Two vehicles - including a bus - from a protest convoy are blocking State Highway 1 at Auckland's southern border checkpoint.
In a statement this morning, police said a convoy of about 50 vehicles attempting to to make its way from Rotorua to Waitangi was stopped at Auckland's southern border about 11.45pm last night.
The group of approximately 100 people was moved to a side road so they were not blocking traffic, however, two vehicles including a bus parked in the northern lanes of SH1 and the drivers refused to move them.
"Traffic has been diverted around these vehicles overnight and Police are currently are currently engaging with the owners of these vehicles, which are currently occupied, to remove these off the road," police said.
During the night, some of the protesters on foot also blocked SH1 south.
"Police negotiators and our iwi liaison officers were engaged to encourage them to move back off the road, however, they refused requests to move.
"Around 30 minutes later a police line was used to move the protesters off the highway.

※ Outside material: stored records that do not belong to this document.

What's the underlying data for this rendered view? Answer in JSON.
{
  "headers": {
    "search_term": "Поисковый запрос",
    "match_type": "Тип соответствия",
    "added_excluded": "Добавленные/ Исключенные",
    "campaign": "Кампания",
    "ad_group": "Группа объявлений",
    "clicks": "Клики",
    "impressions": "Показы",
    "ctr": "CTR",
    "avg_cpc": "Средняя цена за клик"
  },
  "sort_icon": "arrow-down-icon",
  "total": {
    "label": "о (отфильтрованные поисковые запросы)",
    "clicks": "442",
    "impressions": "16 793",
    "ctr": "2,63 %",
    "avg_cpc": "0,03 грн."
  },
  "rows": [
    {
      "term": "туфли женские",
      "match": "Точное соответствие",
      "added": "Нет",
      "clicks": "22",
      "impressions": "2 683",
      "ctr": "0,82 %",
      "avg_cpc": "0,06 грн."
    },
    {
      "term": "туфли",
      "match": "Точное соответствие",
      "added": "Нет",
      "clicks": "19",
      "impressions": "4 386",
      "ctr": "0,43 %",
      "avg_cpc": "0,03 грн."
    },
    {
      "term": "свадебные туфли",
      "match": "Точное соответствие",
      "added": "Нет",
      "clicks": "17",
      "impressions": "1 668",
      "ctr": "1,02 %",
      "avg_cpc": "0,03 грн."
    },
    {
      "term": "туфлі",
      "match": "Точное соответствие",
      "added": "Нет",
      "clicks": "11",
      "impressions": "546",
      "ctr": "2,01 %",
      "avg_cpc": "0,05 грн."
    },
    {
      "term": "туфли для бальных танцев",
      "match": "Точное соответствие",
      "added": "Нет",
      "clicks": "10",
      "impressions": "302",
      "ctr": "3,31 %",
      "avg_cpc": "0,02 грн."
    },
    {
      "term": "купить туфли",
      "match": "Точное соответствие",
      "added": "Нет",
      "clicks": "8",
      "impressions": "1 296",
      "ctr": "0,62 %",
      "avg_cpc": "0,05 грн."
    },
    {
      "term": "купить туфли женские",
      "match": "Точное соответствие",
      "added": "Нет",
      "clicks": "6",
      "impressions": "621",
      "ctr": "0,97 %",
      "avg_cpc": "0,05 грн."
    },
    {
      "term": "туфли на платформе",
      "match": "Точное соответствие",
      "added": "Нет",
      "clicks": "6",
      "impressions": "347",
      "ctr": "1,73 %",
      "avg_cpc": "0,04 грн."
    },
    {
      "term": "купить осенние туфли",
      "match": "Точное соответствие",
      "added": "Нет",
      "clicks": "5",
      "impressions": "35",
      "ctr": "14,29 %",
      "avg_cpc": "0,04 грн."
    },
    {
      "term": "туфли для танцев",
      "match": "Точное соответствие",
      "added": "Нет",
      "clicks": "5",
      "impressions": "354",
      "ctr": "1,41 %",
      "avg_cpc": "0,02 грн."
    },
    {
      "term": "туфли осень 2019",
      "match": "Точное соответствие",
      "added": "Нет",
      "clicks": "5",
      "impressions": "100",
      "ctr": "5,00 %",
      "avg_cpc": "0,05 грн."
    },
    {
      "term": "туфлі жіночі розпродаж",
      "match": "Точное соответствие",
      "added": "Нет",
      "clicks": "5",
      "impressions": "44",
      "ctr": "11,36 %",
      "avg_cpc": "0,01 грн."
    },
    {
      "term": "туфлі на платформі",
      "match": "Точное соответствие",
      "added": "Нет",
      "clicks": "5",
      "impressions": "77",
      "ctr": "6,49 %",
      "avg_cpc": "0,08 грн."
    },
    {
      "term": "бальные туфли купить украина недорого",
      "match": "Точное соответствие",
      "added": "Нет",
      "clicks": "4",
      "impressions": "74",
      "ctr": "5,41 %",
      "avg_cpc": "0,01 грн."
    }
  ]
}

"The group of protesters remain parked up to the side of the road near the Southern checkpoints and Police continue to monitor the situation for the safety of everyone involved.
"Traffic is still able to travel through the southern checkpoints, however, some delays have been reported so motorists are advised to expect some delays."
In addition, protesters also turned up at Auckland's northern checkpoints this morning, including more than 50 protesters on the northern side of the Te Hana checkpoint and about a dozen people on the southern side of that boundary.
"Police engaged with this group, supported by our iwi liaison officers and our partners from Ngāti Whātua at the checkpoint. The majority of this group have subsequently left the checkpoint area without issue.
"Police are incredibly disappointed that this group of protesters have chosen to take this action. By carrying out non-essential travel they are putting themselves, our staff and the wider community at risk, while additional Police resources have had to be redeployed in order to monitor the movements of this group at the checkpoints."
Ngāpuhi have condemned the protest march from Rotorua to Waitangi.
Te Rūnanga-ā-iwi o Ngāpuhi released a statement saying the protest was dangerous for whānau in the region.
It was diverting attention from tomorrow's commemoration of He Whakaputanga or the Declaration of Independence, Ngāpuhi said.
Tai Tokerau Border Control spokesperson Hone Harawira said in a statement "this hikoi is a scam, organised and run by Pākehā anti-vaxxers ... with the Covid-19 outbreak in Northland, there is no invitation extended to unvaccinated outsiders to come to the Tai Tokerau".
He told Morning Report the group was a "strong part of the anti-vax brigade".
"When they are calling it a hikoi, it's a bit of an insult ... I've been marching for 50 years ... for tino rangatiratanga and mana motuhake, and not one of the people I know is involved in this march.
"It's really just a group of Pākehā people with really strong control of social media and are able to turn a kaupapa Māori message into something they want. It's nothing to do with tino rangatiratanga, it's nothing to do with mana motuhake, it's all to do with mad anti-vax brigade ... we don't want them in the north."